That was one of the real joys of the 2022 event, she noted. Although many safety measures were in place—reduced headcount, outdoor access, air purifiers throughout the venue and a COVID questionnaire filled out in advance—“people were having conversations. There were handshakes and hugs,” said Stroud.
She has since heard from a number of attendees who praised the opportunity to make “genuine connections” during the event.
That the community supporting Black Vines is loyal and enthusiastic was borne out by the 2021 “USA Today’s Readers Choice 10 Best Wine Festivals” awards. Black Vines was named the #1 wine festival in the country.
“Being recognized was most humbling for two very distinct reasons,” Stroud said. First was being nominated among 20 wine festivals across the country by a panel of wine experts.
The second, is that each day, during the nominating and selection period, people had to vote for Black Vines. “Our people, our community took time out of their day to ensure that we remained in the number-one spot,” said Stroud. “This level of encouragement is a reflection of what we desire our event to be, full of love and support.”
Black Vines also celebrated new partnerships and foundation support this year, including a $10,000 grant from the NAACP x BeyGood project; funding from the McBride Sisters SHE CAN Fund, which supports Black-women-owned businesses; and a new partnership with Wine Direct, an industry-to-consumer platform.
“These strategic alliances help further establish our desire to provide a consumer touchpoint for wineries to be introduced to a new consumer base,” said Stroud. “The future success of wineries will be heavily dependent upon the experiences created for new potential customers.”
Black Vines itself has expanded beyond the East Bay, and is sponsoring or part of events across the country. Stroud is excited about the growth because Black Vines can now be part of cities in other states, and also because the festival has incorporated a “virtual tasting” aspect. “People knew of us by reputation beyond our geographic region.
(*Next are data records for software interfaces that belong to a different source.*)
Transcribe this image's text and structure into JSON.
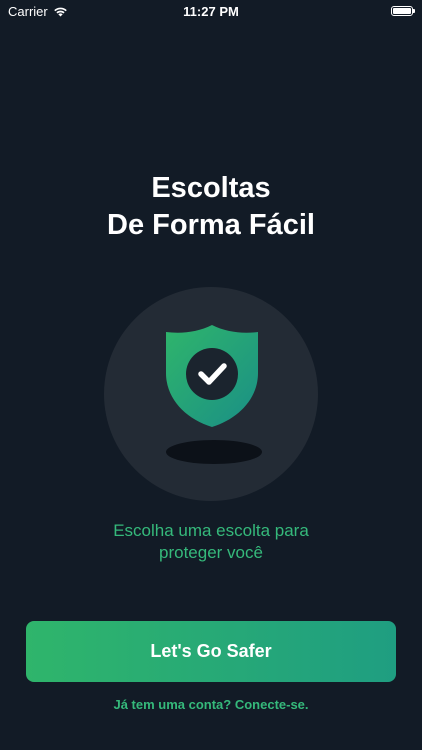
{
  "status_bar": {
    "carrier": "Carrier",
    "time": "11:27 PM",
    "icons": [
      "wifi-icon",
      "battery-icon"
    ]
  },
  "hero": {
    "title_line1": "Escoltas",
    "title_line2": "De Forma Fácil",
    "illustration_icon": "shield-check-icon"
  },
  "subtitle": {
    "line1": "Escolha uma escolta para",
    "line2": "proteger você"
  },
  "actions": {
    "primary_label": "Let's Go Safer",
    "login_link": "Já tem uma conta? Conecte-se."
  },
  "colors": {
    "background": "#121b26",
    "accent_green": "#35b97b",
    "button_gradient_start": "#2fb56b",
    "button_gradient_end": "#1f9e81",
    "circle": "#232b35"
  }
}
Now, they have the opportunity to experience what we do,” she said.
And for the loyal local supporters, she encourages them, as well as those just discovering Black Vines, to visit the wineries, tasting rooms and restaurants featuring wines from Black-owned wineries right here in the East Bay.
Wachira Wines, the first Kenyan-American winery in the U.S., has a tasting room, Karibu, in Alameda. Longevity Wines in Livermore, where founder/winemaker Phil Long is the president of the Association of African American Vintners, also features a tasting room. Stroud suggests sipping and dining at Oakland restaurants Magnolia St. Wine Lounge & Kitchen and Miss Ollie’s, or enjoying a glass of wine with the music at Geoffrey’s Inner Circle.
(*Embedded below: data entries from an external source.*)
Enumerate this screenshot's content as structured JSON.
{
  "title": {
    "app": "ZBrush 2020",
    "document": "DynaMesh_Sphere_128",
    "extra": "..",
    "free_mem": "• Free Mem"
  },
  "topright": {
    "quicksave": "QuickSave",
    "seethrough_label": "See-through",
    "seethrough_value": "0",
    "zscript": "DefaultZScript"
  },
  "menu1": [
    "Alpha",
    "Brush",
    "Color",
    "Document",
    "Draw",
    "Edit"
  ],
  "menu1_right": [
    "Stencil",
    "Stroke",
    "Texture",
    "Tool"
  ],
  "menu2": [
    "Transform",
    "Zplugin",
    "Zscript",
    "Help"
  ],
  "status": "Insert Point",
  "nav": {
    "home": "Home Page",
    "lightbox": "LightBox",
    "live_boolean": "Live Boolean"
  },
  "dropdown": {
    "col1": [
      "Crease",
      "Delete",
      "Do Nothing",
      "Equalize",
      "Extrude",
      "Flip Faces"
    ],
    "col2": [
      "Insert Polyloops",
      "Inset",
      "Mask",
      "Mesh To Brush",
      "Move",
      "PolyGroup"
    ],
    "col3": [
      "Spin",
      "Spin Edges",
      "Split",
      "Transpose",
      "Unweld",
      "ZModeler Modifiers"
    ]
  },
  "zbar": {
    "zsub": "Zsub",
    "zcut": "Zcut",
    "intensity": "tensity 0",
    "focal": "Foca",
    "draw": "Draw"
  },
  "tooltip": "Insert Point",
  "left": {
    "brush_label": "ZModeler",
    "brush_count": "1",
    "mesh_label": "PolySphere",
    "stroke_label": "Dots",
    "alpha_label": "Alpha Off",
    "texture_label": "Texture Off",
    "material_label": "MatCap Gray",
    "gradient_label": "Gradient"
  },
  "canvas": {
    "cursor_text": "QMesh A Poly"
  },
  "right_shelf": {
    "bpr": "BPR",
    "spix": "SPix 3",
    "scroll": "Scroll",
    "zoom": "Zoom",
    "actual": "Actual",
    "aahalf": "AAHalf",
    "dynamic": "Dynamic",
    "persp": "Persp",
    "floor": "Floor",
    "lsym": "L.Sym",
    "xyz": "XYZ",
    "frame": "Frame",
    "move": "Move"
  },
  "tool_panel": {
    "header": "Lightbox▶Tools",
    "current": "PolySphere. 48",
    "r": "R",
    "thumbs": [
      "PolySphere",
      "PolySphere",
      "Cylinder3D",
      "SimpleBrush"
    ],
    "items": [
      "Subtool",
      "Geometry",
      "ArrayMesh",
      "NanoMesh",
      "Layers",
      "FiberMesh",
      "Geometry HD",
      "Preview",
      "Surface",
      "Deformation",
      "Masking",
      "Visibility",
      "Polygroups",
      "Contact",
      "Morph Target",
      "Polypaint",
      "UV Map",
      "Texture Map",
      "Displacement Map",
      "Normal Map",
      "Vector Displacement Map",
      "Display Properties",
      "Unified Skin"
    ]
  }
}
Stroud looks forward to continued growth and outreach for the festival, and its offshoots, including bringing back “Black Vine Wednesdays.” She realizes many people are still encountering Black Vines for the first time. “The journey is continuing, and the discovery is amazing,” she said.
She paid tribute to Oakland Wine Festival Founder Melody Fuller, calling her a mentor, and saluting the community Oakland has fostered around wine. Black Vines will keep extending its tendrils, drawing in everyone from wine novices to sommeliers.
And Stroud will continue to use her crossover abilities.
“In many ways, California is a ‘tale of two valleys’—Silicon and Napa/Sonoma,” said Stroud. The two multi-billion-dollar industries, tech and wine, share a respect for entrepreneurial, outside-the-box thinking, and tolerance for risk.
Fern Stroud is an ideal person to help co-ferment those varietals.